→ Exercise prompt
Copy out each line of the material in which the word "GOOD" can be found.

====

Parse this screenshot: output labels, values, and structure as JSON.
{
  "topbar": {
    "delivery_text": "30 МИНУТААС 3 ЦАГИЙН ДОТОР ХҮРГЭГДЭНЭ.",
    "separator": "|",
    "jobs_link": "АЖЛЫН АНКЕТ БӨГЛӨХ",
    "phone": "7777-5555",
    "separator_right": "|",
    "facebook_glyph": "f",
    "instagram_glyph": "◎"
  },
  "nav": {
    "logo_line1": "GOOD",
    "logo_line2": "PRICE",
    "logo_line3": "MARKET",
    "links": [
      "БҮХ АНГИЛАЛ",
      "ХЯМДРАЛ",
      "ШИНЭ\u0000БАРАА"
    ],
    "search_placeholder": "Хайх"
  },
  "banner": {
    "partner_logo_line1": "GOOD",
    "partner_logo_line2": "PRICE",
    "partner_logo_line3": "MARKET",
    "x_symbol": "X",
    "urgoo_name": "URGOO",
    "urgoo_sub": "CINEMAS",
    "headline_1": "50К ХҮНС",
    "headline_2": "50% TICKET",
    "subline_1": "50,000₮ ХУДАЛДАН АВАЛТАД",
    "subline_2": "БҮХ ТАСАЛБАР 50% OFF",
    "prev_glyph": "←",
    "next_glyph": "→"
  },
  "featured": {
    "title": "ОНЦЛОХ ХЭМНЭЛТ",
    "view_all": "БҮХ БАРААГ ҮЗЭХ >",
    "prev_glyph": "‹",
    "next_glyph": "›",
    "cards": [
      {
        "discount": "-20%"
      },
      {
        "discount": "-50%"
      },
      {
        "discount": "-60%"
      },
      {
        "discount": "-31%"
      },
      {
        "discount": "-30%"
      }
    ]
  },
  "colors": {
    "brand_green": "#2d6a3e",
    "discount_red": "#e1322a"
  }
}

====

→ Completed exercise
    "logo_line1": "GOOD",
    "partner_logo_line1": "GOOD",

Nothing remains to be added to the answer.